The Federal Government has introduced a Bill to Parliament that will provide small businesses with protection against unfair contract terms.
The Bill has passed the House of Representatives and is awaiting consideration by the Senate Economics Legislation Committee, which is due to report on the legislation on 14 September 2015.
Utilities, banks, insurers, online traders and other enterprises which deal with small businesses under standard form contracts should review and amend their contracts to ensure they are compliant with the unfair contract terms regime.
If the Federal Government’s legislation is enacted, it which will render voidable any unfair contract terms found in standard form contracts below a prescribed value which are entered into with a small business.
The Treasury Legislation Amendment (Small Business and Unfair Contract Terms) Bill 2015 (Bill) amends the Australian Securities and Investments Commission Act 2001 (ASIC Act) and the Australian Consumer Law (ACL), which is set out in the Competition and Consumer Act 2010, to extend the unfair contract term protections currently available to consumers to cover businesses with less than 20 employees. The extended regime applies to standard form contracts entered into with a small business which are valued at less than the prescribed transaction value.
The unfair contract terms regime will protect against unfair terms in a small business contract, which is defined to be a standard form contract the upfront price of which does not exceed either $100,000, or $250,000 if its duration is more than 12 months.
The regime utilises the same concepts of ‘unfair’ and ‘standard form contract’ as have been adopted in the unfair contract terms regime presently operating in favour of consumers. A ‘standard form contract’ is generally that which is prepared by one party to a contract who has all or most of the bargaining power, the terms of which are standardised and requires the other party to either accept or reject the terms without an opportunity to negotiate.
A term would be considered ‘unfair’ if it:
- causes a significant imbalance in the parties’ rights and obligations under the contract
- is not reasonably necessary to protect the legitimate interests of the party who would be advantaged by the term, and
- would cause detriment (whether financial or otherwise) to a party if it were to be relied on.
A Court may declare a term of a small business contract to be unfair and therefore void on application to Court by either a party to the contract, or the relevant regulator (ACCC or ASIC). Such a contract will continue to bind the parties if it can operate without the unfair term.
The Bill will:
- extend the consumer unfair contract term protections in the ASIC Act and the ACL to small business contracts that meet the prescribed criteria, and
- make provision for exempting small business contracts that are subject to prescribed laws that are deemed equivalent to the unfair contract term protections in the ASIC Act or the ACL, such as the Franchise Code of Conduct, which is a mandatory code.

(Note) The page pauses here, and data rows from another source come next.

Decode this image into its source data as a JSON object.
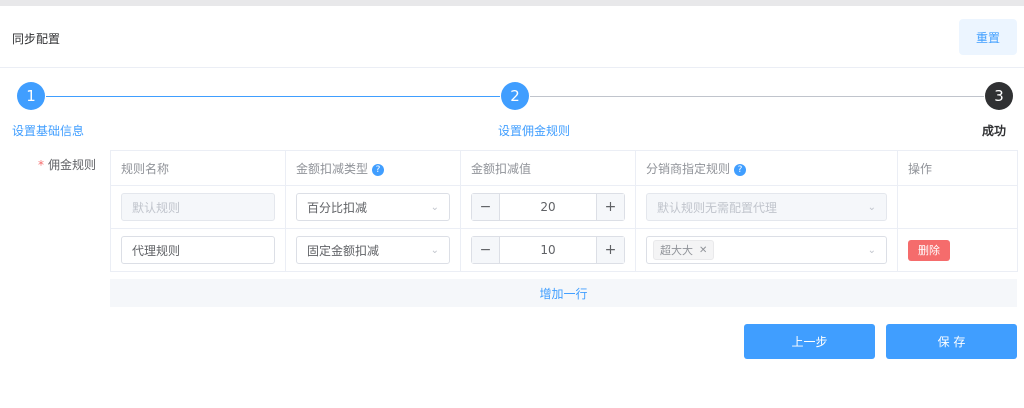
{
  "header": {
    "title": "同步配置",
    "reset_label": "重置"
  },
  "steps": [
    {
      "number": "1",
      "title": "设置基础信息",
      "status": "done"
    },
    {
      "number": "2",
      "title": "设置佣金规则",
      "status": "current"
    },
    {
      "number": "3",
      "title": "成功",
      "status": "wait"
    }
  ],
  "form": {
    "required_mark": "*",
    "label": "佣金规则",
    "columns": [
      "规则名称",
      "金额扣减类型",
      "金额扣减值",
      "分销商指定规则",
      "操作"
    ],
    "help_icon": "?",
    "rows": [
      {
        "name_placeholder": "默认规则",
        "deduct_type": "百分比扣减",
        "value": "20",
        "distributor_placeholder": "默认规则无需配置代理"
      },
      {
        "name": "代理规则",
        "deduct_type": "固定金额扣减",
        "value": "10",
        "distributor_tag": "超大大",
        "delete_label": "删除"
      }
    ],
    "add_row_label": "增加一行"
  },
  "footer": {
    "prev_label": "上一步",
    "save_label": "保 存"
  },
  "colors": {
    "primary": "#409eff",
    "success_step": "#303133",
    "danger": "#f56c6c"
  }
}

The Bill was tabled in the Senate and has been referred to the Senate Economics Legislation Committee, which is due to report on the legislation on 14 September 2015. Once enacted by Federal Parliament, the legislation will commence six months after the date it receives Royal Assent.
The ASIC Act and the ACL currently contain an unfair contract term regime in favour of consumers. The ASIC Act’s requirements apply to financial services and products and the ACL applies to the supply of goods or services other than financial services or products and the sale or grant of an interest in land.
The unfair contract terms regime will not apply to constitutions of a company, managed investment scheme or other kind of body. In addition, regulations may be promulgated to exempt from the regime certain small business contracts to which a prescribed law of the Commonwealth, State or Territory applies where the Commonwealth Minister is satisfied that the law provides enforceable protections for small business that are equivalent to the protections provided under the unfair contract terms regime, taking into account:
- any detriment to businesses of that kind resulting from prescribing the law,
- the impact of business generally resulting from prescribing the law, and
- the public interest.
The extension of the unfair contract terms regime will have a direct impact upon those businesses that use standard form contracts valued less than the prescribed transaction value threshold when undertaking commercial transactions with any business with less than 20 employees.
This will apply to most large companies who use standard form contracts to acquire goods or services from small businesses or who supply goods or services to small businesses.
The legislation will apply to standard form business contracts that are entered into or renewed/varied after the commencement date.
Enterprises who use hardcopy or online standard form contracts when dealing with small businesses should arrange to have those standard form contracts reviewed against the statutory criteria for unfairness to identify those contractual terms which are susceptible to be declared void if challenged.